%%

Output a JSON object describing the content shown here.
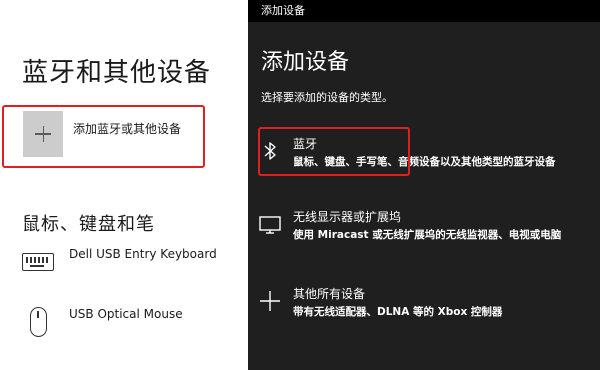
{
  "settings": {
    "title": "蓝牙和其他设备",
    "add_label": "添加蓝牙或其他设备",
    "section_title": "鼠标、键盘和笔",
    "devices": [
      {
        "name": "Dell USB Entry Keyboard",
        "icon": "keyboard-icon"
      },
      {
        "name": "USB Optical Mouse",
        "icon": "mouse-icon"
      }
    ]
  },
  "dialog": {
    "window_title": "添加设备",
    "heading": "添加设备",
    "subtitle": "选择要添加的设备的类型。",
    "options": [
      {
        "title": "蓝牙",
        "desc": "鼠标、键盘、手写笔、音频设备以及其他类型的蓝牙设备",
        "icon": "bluetooth-icon"
      },
      {
        "title": "无线显示器或扩展坞",
        "desc": "使用 Miracast 或无线扩展坞的无线监视器、电视或电脑",
        "icon": "monitor-icon"
      },
      {
        "title": "其他所有设备",
        "desc": "带有无线适配器、DLNA 等的 Xbox 控制器",
        "icon": "plus-icon"
      }
    ]
  },
  "colors": {
    "highlight": "#e02020",
    "panel_bg": "#1f1f1f",
    "titlebar_bg": "#000000",
    "plus_tile": "#cccccc"
  }
}
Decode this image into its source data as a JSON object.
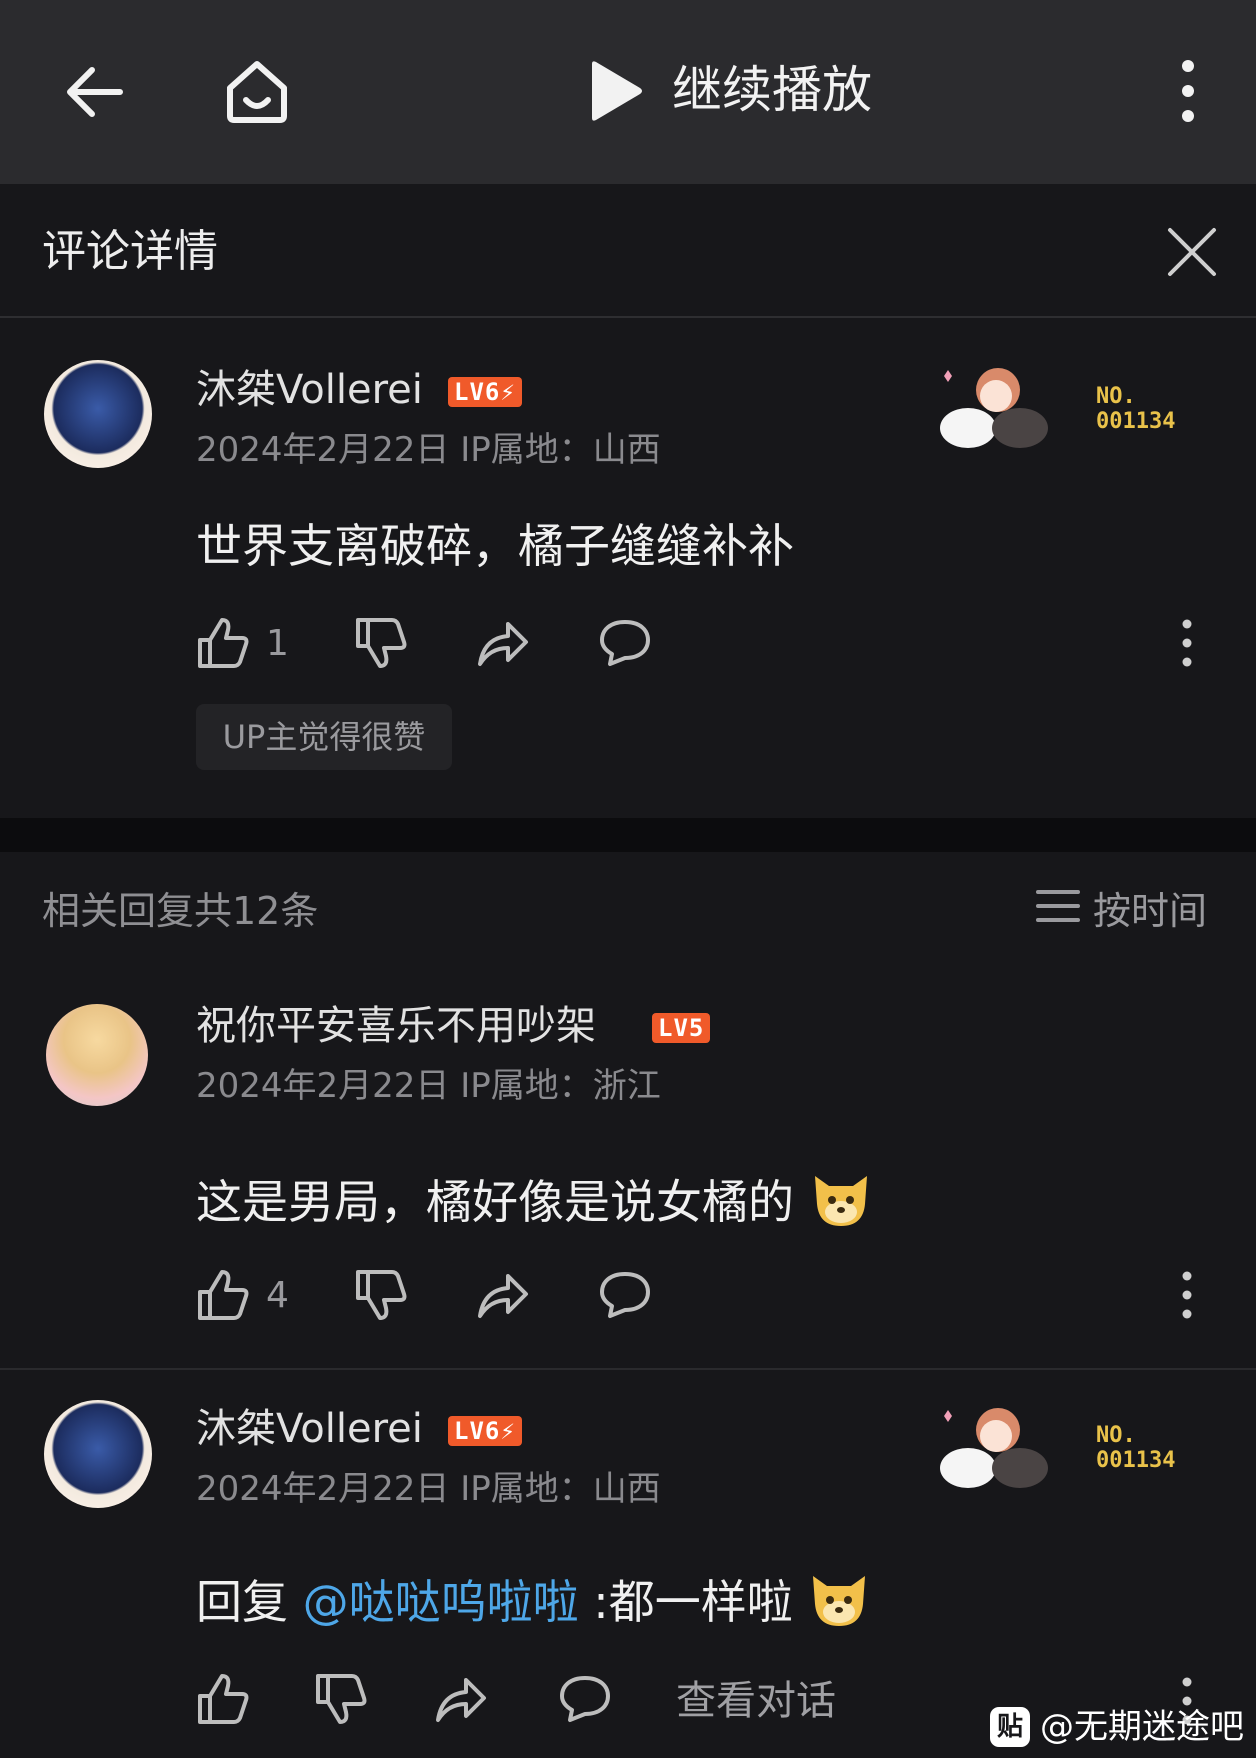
{
  "topbar": {
    "title": "继续播放"
  },
  "sheet": {
    "title": "评论详情"
  },
  "main_comment": {
    "user": "沐桀Vollerei",
    "level": "LV6⚡",
    "meta": "2024年2月22日 IP属地：山西",
    "fan_no_label": "NO.",
    "fan_no": "001134",
    "text": "世界支离破碎，橘子缝缝补补",
    "likes": "1",
    "up_badge": "UP主觉得很赞"
  },
  "replies_header": {
    "count_label": "相关回复共12条",
    "sort_label": "按时间"
  },
  "replies": [
    {
      "user": "祝你平安喜乐不用吵架",
      "level": "LV5",
      "meta": "2024年2月22日 IP属地：浙江",
      "text": "这是男局，橘好像是说女橘的",
      "likes": "4"
    },
    {
      "user": "沐桀Vollerei",
      "level": "LV6⚡",
      "meta": "2024年2月22日 IP属地：山西",
      "fan_no_label": "NO.",
      "fan_no": "001134",
      "reply_prefix": "回复 ",
      "mention": "@哒哒呜啦啦",
      "text": " :都一样啦",
      "view_conversation": "查看对话"
    }
  ],
  "watermark": {
    "logo": "贴",
    "text": "@无期迷途吧"
  },
  "colors": {
    "background": "#17171a",
    "topbar": "#2b2b2e",
    "level_badge": "#f05a2a",
    "mention": "#4ea7e8",
    "fan_number": "#e9c24a"
  }
}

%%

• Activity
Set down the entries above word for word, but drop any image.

• Expected answer
Output a JSON object describing the content shown here.
{
  "settings": {
    "title": "蓝牙和其他设备",
    "add_label": "添加蓝牙或其他设备",
    "section_title": "鼠标、键盘和笔",
    "devices": [
      {
        "name": "Dell USB Entry Keyboard",
        "icon": "keyboard-icon"
      },
      {
        "name": "USB Optical Mouse",
        "icon": "mouse-icon"
      }
    ]
  },
  "dialog": {
    "window_title": "添加设备",
    "heading": "添加设备",
    "subtitle": "选择要添加的设备的类型。",
    "options": [
      {
        "title": "蓝牙",
        "desc": "鼠标、键盘、手写笔、音频设备以及其他类型的蓝牙设备",
        "icon": "bluetooth-icon"
      },
      {
        "title": "无线显示器或扩展坞",
        "desc": "使用 Miracast 或无线扩展坞的无线监视器、电视或电脑",
        "icon": "monitor-icon"
      },
      {
        "title": "其他所有设备",
        "desc": "带有无线适配器、DLNA 等的 Xbox 控制器",
        "icon": "plus-icon"
      }
    ]
  },
  "colors": {
    "highlight": "#e02020",
    "panel_bg": "#1f1f1f",
    "titlebar_bg": "#000000",
    "plus_tile": "#cccccc"
  }
}
Decode this image into its source data as a JSON object.
{
  "topbar": {
    "title": "继续播放"
  },
  "sheet": {
    "title": "评论详情"
  },
  "main_comment": {
    "user": "沐桀Vollerei",
    "level": "LV6⚡",
    "meta": "2024年2月22日 IP属地：山西",
    "fan_no_label": "NO.",
    "fan_no": "001134",
    "text": "世界支离破碎，橘子缝缝补补",
    "likes": "1",
    "up_badge": "UP主觉得很赞"
  },
  "replies_header": {
    "count_label": "相关回复共12条",
    "sort_label": "按时间"
  },
  "replies": [
    {
      "user": "祝你平安喜乐不用吵架",
      "level": "LV5",
      "meta": "2024年2月22日 IP属地：浙江",
      "text": "这是男局，橘好像是说女橘的",
      "likes": "4"
    },
    {
      "user": "沐桀Vollerei",
      "level": "LV6⚡",
      "meta": "2024年2月22日 IP属地：山西",
      "fan_no_label": "NO.",
      "fan_no": "001134",
      "reply_prefix": "回复 ",
      "mention": "@哒哒呜啦啦",
      "text": " :都一样啦",
      "view_conversation": "查看对话"
    }
  ],
  "watermark": {
    "logo": "贴",
    "text": "@无期迷途吧"
  },
  "colors": {
    "background": "#17171a",
    "topbar": "#2b2b2e",
    "level_badge": "#f05a2a",
    "mention": "#4ea7e8",
    "fan_number": "#e9c24a"
  }
}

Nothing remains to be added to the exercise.